Shops, restaurants and schools will be closed across most of Italy on Monday, 15 March, with prime minister Mario Draghi warning of a new wave of the coronavirus outbreak.
For three days over Easter, 3-5 April, there will be a total shutdown.
Italy, which one year ago imposed one of the first national lockdowns, is once again struggling to contain the rapid spread of infections.
The country has reported more than 100,000 Covid-related deaths, Europe’s second-highest tally after the UK.
Italy’s vaccination campaign has been hit by delays, as has been seen elsewhere in the European Union.
Anglo-Swedish drug company AstraZeneca has announced a further shortfall in the amount of its vaccine it can supply to the European Union, blaming export restrictions imposed by some countries.
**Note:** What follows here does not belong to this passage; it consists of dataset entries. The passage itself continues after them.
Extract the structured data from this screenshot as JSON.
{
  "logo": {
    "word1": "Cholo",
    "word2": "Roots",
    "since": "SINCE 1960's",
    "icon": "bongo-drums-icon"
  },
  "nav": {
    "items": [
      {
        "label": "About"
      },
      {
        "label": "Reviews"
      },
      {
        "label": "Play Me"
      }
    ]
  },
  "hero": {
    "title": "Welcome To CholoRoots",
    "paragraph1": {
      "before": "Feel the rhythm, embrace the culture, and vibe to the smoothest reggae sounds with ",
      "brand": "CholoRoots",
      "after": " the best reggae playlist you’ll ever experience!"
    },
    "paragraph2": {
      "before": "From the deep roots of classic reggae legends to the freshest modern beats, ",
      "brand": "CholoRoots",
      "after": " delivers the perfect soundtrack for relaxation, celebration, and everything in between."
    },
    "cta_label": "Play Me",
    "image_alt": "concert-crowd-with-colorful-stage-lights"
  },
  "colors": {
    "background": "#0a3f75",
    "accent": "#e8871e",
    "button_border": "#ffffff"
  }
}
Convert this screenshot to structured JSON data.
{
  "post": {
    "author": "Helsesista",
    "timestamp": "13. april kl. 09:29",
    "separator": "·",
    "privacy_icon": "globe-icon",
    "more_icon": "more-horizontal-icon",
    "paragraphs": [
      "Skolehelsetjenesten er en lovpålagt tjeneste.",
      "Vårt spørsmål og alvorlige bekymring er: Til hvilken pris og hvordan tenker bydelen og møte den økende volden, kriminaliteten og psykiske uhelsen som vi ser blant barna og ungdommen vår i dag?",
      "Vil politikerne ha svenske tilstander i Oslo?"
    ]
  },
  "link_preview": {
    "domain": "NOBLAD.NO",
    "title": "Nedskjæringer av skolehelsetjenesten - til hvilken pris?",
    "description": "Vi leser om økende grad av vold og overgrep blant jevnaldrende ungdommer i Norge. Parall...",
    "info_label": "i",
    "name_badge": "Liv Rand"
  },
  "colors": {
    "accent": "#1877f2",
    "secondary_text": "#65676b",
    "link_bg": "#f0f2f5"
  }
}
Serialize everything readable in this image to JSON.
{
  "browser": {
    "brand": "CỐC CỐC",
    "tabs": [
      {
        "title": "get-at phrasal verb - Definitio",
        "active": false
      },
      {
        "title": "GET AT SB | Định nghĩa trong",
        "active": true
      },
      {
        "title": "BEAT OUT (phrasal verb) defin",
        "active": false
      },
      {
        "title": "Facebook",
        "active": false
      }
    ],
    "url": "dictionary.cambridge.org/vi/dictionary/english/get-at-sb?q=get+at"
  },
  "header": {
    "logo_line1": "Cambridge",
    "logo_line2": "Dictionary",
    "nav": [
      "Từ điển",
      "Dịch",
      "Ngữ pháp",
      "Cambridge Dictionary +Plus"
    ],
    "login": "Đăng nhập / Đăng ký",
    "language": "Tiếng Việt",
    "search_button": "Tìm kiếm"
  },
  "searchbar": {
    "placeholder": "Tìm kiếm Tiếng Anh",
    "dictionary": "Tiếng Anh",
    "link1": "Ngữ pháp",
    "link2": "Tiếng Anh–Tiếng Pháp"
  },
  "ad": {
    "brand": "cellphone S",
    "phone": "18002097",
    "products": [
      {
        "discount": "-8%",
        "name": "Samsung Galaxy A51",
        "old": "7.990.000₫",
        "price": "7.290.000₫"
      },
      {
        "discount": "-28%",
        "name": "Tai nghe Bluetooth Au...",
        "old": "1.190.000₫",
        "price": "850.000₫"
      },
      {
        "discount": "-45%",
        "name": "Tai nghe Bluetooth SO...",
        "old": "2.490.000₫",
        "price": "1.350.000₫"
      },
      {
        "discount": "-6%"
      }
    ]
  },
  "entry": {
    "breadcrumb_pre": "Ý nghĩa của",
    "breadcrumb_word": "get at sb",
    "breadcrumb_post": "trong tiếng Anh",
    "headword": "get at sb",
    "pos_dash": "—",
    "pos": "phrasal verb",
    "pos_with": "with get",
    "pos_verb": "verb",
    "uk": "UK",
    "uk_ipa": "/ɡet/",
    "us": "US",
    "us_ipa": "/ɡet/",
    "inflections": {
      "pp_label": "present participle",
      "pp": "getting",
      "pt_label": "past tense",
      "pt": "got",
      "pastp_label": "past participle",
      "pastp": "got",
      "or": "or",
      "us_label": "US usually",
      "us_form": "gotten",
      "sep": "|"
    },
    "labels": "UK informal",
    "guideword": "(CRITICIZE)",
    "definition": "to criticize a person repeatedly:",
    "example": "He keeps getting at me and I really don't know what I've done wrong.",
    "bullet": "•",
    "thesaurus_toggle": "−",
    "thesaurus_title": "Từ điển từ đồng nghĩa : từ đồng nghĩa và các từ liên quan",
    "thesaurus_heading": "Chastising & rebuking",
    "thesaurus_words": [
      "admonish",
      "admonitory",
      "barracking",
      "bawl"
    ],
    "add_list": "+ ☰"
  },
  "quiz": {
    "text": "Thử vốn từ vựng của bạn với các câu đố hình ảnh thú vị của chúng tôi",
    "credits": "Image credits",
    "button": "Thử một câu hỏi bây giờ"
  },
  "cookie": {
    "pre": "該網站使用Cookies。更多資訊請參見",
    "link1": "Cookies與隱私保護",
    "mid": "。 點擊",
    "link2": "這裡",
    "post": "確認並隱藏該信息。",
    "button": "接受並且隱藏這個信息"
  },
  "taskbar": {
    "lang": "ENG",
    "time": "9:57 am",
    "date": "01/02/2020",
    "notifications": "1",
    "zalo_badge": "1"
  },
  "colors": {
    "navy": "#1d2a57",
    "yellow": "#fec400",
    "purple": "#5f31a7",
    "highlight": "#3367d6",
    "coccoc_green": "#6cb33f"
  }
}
It did not elaborate.
From Monday, schools, shops and restaurants will shut in more than half of Italy, including the two most populous regions containing Rome and Milan.
Residents will be required to stay at home except for work, health or other essential reasons.
The extra restrictions would last until Easter, Mr Draghi’s office said, and over the Easter weekend the whole country would be turned into the high-risk “red zone”.
“I’m aware that today’s restrictions will have consequences on the education of your children, on the economy and on everyone’s mental health,” Mr Draghi said.
“But they’re necessary to avoid a worsening of the situation that would require even stricter measures.”
Cases have been rising across Italy for the past six weeks, exceeding 25,000 a day.
In a majority of the country’s regions hospitals and above all intensive care units are already overloaded.
The island of Sardinia is the only region where infection rates are low.